Lal Shahbaz Qalandar was a holy man and scholar born in the 1100s whose ancient travels sound as contemporary as today’s news feeds. He was born in what is now Afghanistan; he was the descendant of immigrating Iraqis; he lived and died in Pakistan; and his shrine was constructed by donations from the Iranian royalty.
Maybe the only thing more extraordinary than Lal Shahbaz’s
wide-reaching travels and popularity are the many mythological stories
that have been attached to him over the centuries. In one story,
recorded by William Dalrymple, Lal Shabaz was wandering
through the desert with a friend as evening began to fall.

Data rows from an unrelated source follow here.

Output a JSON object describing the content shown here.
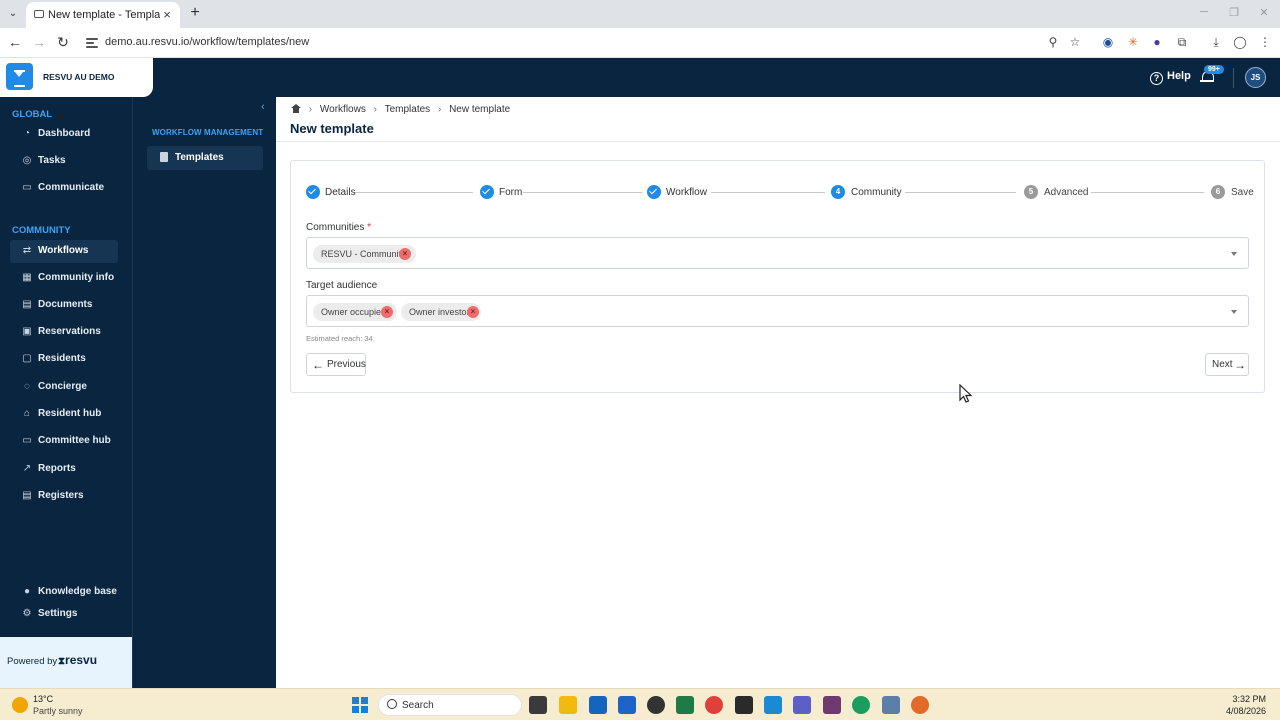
{
  "browser": {
    "tab_title": "New template - Templates - W",
    "url": "demo.au.resvu.io/workflow/templates/new"
  },
  "header": {
    "org_name": "RESVU AU DEMO",
    "help_label": "Help",
    "notification_badge": "99+",
    "avatar_initials": "JS",
    "brand_color": "#0a2540",
    "accent_color": "#1e8ce6"
  },
  "sidebar": {
    "global_title": "GLOBAL",
    "global_items": [
      {
        "label": "Dashboard",
        "icon": "dashboard-icon"
      },
      {
        "label": "Tasks",
        "icon": "tasks-icon"
      },
      {
        "label": "Communicate",
        "icon": "communicate-icon"
      }
    ],
    "community_title": "COMMUNITY",
    "community_items": [
      {
        "label": "Workflows",
        "icon": "workflows-icon",
        "active": true
      },
      {
        "label": "Community info",
        "icon": "community-info-icon"
      },
      {
        "label": "Documents",
        "icon": "documents-icon"
      },
      {
        "label": "Reservations",
        "icon": "reservations-icon"
      },
      {
        "label": "Residents",
        "icon": "residents-icon"
      },
      {
        "label": "Concierge",
        "icon": "concierge-icon"
      },
      {
        "label": "Resident hub",
        "icon": "resident-hub-icon"
      },
      {
        "label": "Committee hub",
        "icon": "committee-hub-icon"
      },
      {
        "label": "Reports",
        "icon": "reports-icon"
      },
      {
        "label": "Registers",
        "icon": "registers-icon"
      }
    ],
    "bottom_items": [
      {
        "label": "Knowledge base",
        "icon": "knowledge-base-icon"
      },
      {
        "label": "Settings",
        "icon": "settings-icon"
      }
    ],
    "powered_by": "Powered by",
    "powered_logo": "resvu"
  },
  "subsidebar": {
    "title": "WORKFLOW MANAGEMENT",
    "items": [
      {
        "label": "Templates",
        "icon": "templates-icon"
      }
    ]
  },
  "breadcrumb": [
    "Workflows",
    "Templates",
    "New template"
  ],
  "page_title": "New template",
  "steps": [
    {
      "label": "Details",
      "status": "done"
    },
    {
      "label": "Form",
      "status": "done"
    },
    {
      "label": "Workflow",
      "status": "done"
    },
    {
      "label": "Community",
      "status": "current",
      "number": "4"
    },
    {
      "label": "Advanced",
      "status": "todo",
      "number": "5"
    },
    {
      "label": "Save",
      "status": "todo",
      "number": "6"
    }
  ],
  "form": {
    "communities_label": "Communities",
    "required_mark": "*",
    "communities_selected": [
      "RESVU - Community"
    ],
    "audience_label": "Target audience",
    "audience_selected": [
      "Owner occupier",
      "Owner investor"
    ],
    "estimated_reach": "Estimated reach: 34"
  },
  "buttons": {
    "previous": "Previous",
    "next": "Next"
  },
  "taskbar": {
    "temperature": "13°C",
    "weather": "Partly sunny",
    "search_label": "Search",
    "time": "3:32 PM",
    "date": "4/08/2026"
  }
}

The desert
was terribly cold, so the two pilgrims began to gather wood for a fire.
With their pyre neatly constructed, they realized they had no
way of igniting it. Lal Shahbaz’s friend suggested that he transform
himself into a great bird (the meaning of “Shahbaz”) and fly down into
hell to collect coals for a fire. Lal Shahbaz considered this a wise
suggestion and flew away.
After many cold hours Lal Shahbaz returned to his friend
empty-handed. Puzzled, he asked why he had not returned with fire to
keep them warm. Lal Shahbaz replied, “There is no fire in hell. Everyone
who goes there brings their own fire, their own pain, from this world.”
There is a great deal of truth in this story. If we think of
hell as a self-imposed prison or a self-ignited blaze, then Lal Shahbaz
is correct: Anyone suffering from the results of their own hard-hearted
decisions or their own hand is truly suffering hell. They have not been
cast away by God; they have kindled their own fire. They have hurt
themselves, and nothing hurts worse than a self-inflicted wound.
By Jesus’ definition, the most “burning torture to bear” is the
scorching heat of resentment and unforgiveness. When we refuse to
forgive others, we sentence ourselves and our world to hellish
suffering. Our future — and today’s well-being — depends upon our
willingness to extinguish the burning inferno in our souls by forgiving
those who have harmed us.
Granted, we don’t naturally respond to injustice with this kind
of Christ-infused grace. If you hit me, I will hit you harder. Maim my
brother, and I will kill your father. Set off a bomb in my marketplace,
and I will wipe out your entire village. Firebomb my hospital, and I
will bomb your capital.
It’s human nature to retaliate, not with equity, but with
greater force than what was first inflicted. It is a hellacious, vicious
cycle; and the only thing that can shut down the scorching cycles of
suffering is forgiveness.
Dr. Fred Luskin offers this hopeful counsel: “To forgive is to
give up all hope for a better past … Forgiveness allows you a fresh
start … It's like a rain coming to a polluted environment. It clears
things. At some point, you can say that this awful thing happened to me.
It hurt like hell, yet I'm not going to allow it to take over my life.”
Forgiveness forges a firebreak and says, “It ends here!”
So when we hear the names of Auschwitz and Ravensbruck, we
answer with the names of Maximilian Kolbe, Corrie Ten Boom, and Bernard
Lichtenberg — people who were not overcome by evil, but overcame evil
When someone speaks of the past or current hatefulness in South
Africa, Darfur, Armenia, Sand Creek, Selma, or Croatia we speak the
names of Desmond Tutu, Martin Luther King, Jr., Mother Teresa, Miroslav
Volf, Dirk Willems, and the Amish of Nickel Mines – those who lived (and
some died) for the sake of grace.
The only way to stop the continual and rampant hate in this
world is to make peace. The only way to make peace is to forgive. The
only way to forgive is through the unrelenting love and forgiveness of
God. We can become the instruments of that peace, tools of God’s
forgiveness, and the images of God’s love. That love will extinguish the
fires of hell. That love will indeed change the world.